Work task:
Using the listing below, keep only the lines with the word "screenshot" and copy them.

Supplied entries:
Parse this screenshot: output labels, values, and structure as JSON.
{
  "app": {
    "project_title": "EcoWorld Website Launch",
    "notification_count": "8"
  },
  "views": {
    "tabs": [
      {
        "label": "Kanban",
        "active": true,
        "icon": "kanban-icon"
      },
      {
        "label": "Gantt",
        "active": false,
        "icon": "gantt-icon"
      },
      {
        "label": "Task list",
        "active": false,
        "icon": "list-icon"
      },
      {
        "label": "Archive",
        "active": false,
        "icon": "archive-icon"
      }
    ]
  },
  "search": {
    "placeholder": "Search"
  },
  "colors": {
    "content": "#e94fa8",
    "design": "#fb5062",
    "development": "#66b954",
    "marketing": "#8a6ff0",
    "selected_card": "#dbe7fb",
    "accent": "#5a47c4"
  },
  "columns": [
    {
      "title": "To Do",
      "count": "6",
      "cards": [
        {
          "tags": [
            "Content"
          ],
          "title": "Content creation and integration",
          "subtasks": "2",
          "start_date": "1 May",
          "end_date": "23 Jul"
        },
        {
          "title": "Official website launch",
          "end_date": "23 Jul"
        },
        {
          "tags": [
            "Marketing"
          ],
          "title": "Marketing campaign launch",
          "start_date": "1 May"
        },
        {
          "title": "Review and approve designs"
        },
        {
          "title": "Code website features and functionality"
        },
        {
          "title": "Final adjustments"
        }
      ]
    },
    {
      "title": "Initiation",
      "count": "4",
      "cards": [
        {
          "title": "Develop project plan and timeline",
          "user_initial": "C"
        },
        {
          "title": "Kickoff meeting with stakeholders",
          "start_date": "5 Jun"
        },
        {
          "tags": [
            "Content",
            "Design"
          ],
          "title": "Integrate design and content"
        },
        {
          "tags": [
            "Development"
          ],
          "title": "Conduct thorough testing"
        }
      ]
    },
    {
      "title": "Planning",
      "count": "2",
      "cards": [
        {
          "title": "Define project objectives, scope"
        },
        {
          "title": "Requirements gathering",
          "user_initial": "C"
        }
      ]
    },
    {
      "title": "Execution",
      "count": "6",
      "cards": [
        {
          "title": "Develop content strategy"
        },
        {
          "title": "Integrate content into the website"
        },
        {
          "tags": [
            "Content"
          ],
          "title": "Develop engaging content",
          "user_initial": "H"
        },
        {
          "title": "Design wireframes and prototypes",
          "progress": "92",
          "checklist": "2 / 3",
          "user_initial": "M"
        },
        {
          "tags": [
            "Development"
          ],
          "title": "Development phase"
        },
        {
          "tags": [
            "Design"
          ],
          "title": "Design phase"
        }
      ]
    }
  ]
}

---

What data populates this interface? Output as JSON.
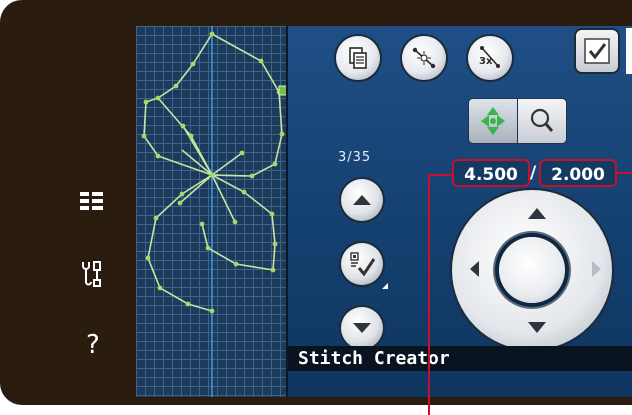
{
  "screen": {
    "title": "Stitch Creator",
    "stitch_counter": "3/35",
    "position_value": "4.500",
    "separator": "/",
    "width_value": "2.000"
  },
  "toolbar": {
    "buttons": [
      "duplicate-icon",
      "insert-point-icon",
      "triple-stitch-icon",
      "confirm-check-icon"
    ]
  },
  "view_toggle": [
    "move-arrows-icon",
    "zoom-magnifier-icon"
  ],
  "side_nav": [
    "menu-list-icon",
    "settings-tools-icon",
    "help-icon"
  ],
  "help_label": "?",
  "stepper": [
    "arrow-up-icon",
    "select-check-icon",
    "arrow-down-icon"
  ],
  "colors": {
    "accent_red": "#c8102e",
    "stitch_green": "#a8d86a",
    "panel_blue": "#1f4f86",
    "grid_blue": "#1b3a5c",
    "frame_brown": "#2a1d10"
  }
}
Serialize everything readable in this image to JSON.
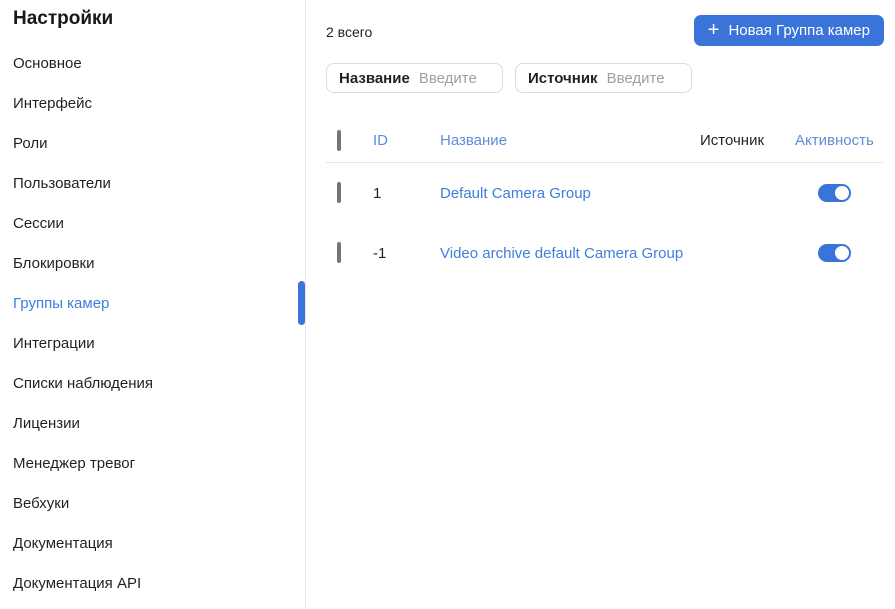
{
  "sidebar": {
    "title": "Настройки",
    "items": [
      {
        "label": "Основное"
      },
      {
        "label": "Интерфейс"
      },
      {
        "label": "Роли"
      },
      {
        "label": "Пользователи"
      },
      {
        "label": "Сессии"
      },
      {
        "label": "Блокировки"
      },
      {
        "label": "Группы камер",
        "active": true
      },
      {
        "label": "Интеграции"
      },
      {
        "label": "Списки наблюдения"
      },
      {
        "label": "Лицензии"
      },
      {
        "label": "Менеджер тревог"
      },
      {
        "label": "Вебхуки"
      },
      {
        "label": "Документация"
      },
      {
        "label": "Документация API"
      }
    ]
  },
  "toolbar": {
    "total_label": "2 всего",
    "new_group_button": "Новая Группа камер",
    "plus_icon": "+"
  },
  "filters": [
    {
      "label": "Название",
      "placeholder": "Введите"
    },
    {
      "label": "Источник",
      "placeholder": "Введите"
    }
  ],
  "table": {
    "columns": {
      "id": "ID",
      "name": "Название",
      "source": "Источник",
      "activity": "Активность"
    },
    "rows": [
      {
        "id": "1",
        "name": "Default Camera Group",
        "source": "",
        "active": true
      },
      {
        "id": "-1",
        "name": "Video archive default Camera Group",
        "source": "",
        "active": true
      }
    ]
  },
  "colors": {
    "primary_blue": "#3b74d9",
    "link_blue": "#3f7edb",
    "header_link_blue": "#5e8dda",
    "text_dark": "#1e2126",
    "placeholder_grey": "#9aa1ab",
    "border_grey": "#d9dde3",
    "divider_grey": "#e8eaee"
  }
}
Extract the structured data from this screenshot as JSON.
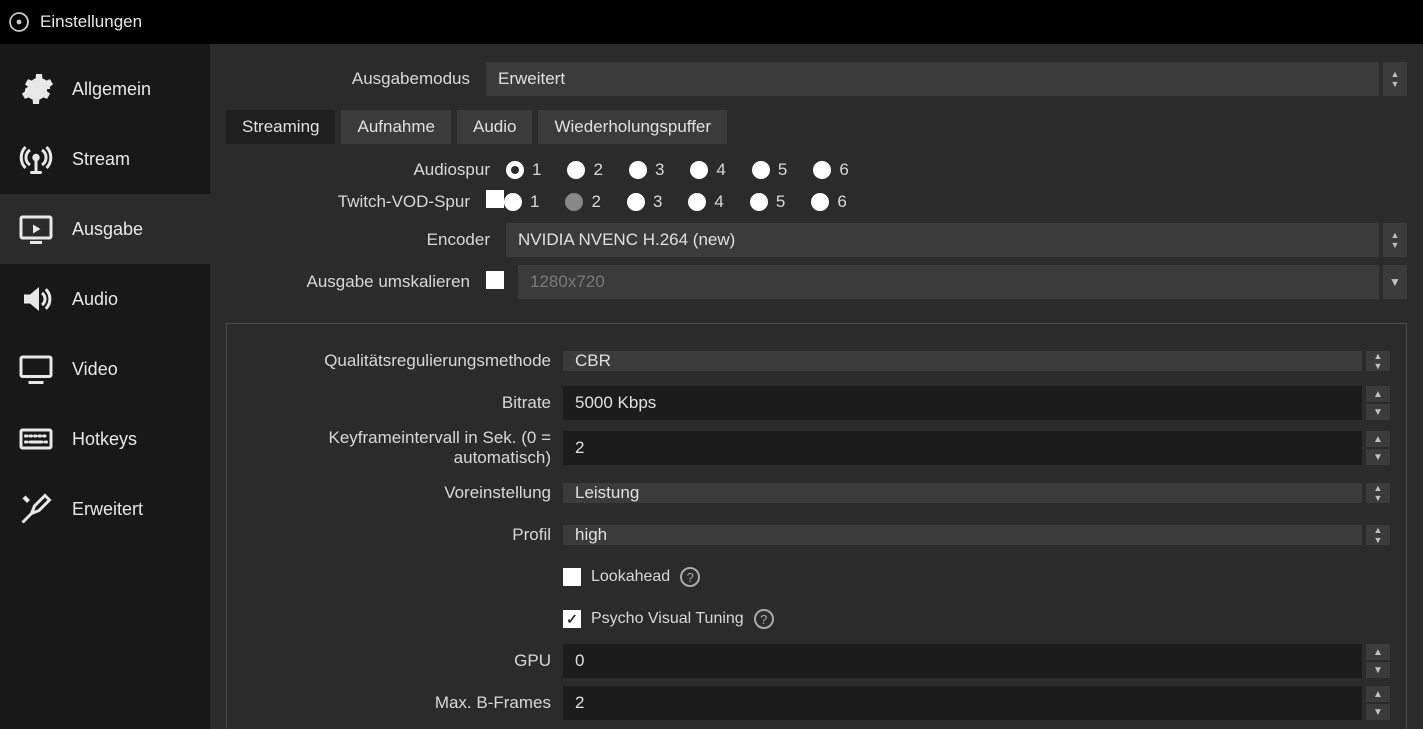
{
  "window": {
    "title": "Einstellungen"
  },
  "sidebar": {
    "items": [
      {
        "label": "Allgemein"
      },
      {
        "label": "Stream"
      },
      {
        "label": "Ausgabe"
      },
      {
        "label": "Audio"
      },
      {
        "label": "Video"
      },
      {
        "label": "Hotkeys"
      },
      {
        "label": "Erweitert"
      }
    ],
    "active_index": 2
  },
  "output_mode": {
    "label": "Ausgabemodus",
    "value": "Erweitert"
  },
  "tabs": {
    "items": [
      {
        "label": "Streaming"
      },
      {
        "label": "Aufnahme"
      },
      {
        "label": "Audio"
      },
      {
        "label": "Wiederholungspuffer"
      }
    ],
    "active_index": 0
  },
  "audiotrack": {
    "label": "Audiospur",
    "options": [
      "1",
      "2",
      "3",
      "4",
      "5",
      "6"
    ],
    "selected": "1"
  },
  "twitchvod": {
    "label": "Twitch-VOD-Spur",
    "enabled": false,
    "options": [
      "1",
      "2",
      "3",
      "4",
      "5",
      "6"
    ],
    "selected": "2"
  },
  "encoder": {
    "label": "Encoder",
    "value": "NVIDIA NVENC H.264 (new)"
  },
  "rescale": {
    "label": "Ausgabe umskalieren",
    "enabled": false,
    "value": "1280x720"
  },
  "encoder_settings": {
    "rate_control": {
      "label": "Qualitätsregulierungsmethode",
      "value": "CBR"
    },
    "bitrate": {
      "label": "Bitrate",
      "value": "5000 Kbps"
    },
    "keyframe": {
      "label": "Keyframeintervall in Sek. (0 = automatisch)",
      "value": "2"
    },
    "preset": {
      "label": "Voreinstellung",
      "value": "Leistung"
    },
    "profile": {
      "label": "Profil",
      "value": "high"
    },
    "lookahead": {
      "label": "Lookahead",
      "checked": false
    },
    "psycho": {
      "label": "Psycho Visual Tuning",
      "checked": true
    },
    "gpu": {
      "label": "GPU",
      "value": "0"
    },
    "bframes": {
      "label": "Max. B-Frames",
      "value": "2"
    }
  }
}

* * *

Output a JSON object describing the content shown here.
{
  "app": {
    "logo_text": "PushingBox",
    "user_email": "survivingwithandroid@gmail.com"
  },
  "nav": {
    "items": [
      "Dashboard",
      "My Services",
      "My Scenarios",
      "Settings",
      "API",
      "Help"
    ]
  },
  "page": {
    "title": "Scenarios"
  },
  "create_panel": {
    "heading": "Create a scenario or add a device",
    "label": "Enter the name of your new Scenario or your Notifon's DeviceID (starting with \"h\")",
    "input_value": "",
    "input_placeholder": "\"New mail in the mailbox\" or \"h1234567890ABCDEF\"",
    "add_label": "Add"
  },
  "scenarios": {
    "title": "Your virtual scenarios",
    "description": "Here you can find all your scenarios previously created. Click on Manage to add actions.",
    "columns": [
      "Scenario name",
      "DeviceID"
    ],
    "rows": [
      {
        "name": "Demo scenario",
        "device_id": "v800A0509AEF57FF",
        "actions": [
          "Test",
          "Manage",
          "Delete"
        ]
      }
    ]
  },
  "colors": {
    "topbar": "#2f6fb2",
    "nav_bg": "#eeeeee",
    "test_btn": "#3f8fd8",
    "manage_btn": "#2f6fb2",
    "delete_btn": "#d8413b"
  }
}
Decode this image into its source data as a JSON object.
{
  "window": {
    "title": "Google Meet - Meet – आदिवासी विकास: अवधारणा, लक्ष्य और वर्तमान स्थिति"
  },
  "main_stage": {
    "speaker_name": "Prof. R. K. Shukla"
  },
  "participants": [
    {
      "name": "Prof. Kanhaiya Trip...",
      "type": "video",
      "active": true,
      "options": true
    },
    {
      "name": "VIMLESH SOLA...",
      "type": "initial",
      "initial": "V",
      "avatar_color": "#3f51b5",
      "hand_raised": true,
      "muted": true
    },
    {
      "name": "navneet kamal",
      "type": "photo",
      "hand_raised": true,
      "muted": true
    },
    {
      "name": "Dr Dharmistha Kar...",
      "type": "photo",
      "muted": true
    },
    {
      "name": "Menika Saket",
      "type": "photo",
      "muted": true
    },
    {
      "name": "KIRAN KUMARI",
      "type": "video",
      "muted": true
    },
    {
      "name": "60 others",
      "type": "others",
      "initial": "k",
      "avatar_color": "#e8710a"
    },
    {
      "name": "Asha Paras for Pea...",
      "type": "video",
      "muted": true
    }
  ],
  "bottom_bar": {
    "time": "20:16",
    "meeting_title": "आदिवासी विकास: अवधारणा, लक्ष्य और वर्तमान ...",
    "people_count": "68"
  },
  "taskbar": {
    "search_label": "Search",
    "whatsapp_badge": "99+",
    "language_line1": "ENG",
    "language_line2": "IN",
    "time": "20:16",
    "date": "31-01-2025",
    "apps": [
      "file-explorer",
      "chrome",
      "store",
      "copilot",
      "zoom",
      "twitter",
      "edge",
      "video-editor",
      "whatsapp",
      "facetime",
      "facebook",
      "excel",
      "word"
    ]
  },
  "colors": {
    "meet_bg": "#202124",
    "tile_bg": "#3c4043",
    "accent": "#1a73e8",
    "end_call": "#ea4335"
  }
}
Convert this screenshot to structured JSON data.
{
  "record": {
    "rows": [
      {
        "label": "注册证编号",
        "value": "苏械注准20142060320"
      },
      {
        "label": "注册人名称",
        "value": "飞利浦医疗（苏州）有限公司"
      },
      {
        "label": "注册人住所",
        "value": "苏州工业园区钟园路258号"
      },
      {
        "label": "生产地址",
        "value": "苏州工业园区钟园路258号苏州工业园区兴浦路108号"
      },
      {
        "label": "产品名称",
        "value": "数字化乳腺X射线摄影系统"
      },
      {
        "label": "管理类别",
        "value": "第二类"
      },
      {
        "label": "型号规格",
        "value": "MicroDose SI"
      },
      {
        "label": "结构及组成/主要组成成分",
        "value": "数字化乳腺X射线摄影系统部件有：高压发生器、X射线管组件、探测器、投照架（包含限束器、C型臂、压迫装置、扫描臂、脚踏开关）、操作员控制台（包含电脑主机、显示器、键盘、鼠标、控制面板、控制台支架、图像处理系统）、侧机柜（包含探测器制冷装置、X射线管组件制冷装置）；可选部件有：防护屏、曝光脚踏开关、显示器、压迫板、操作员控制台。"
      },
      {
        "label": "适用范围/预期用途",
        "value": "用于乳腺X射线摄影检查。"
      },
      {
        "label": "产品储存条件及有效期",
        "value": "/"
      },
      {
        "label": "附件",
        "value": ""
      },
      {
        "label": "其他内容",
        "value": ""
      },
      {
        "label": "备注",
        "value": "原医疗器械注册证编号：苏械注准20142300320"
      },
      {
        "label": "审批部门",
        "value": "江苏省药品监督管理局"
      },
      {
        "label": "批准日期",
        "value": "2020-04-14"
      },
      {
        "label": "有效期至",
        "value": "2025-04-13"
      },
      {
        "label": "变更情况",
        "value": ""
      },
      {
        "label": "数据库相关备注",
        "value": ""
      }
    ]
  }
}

Response below:
Parse this screenshot: output labels, values, and structure as JSON.
Extract the structured data from this screenshot as JSON.
Convert this screenshot to structured JSON data.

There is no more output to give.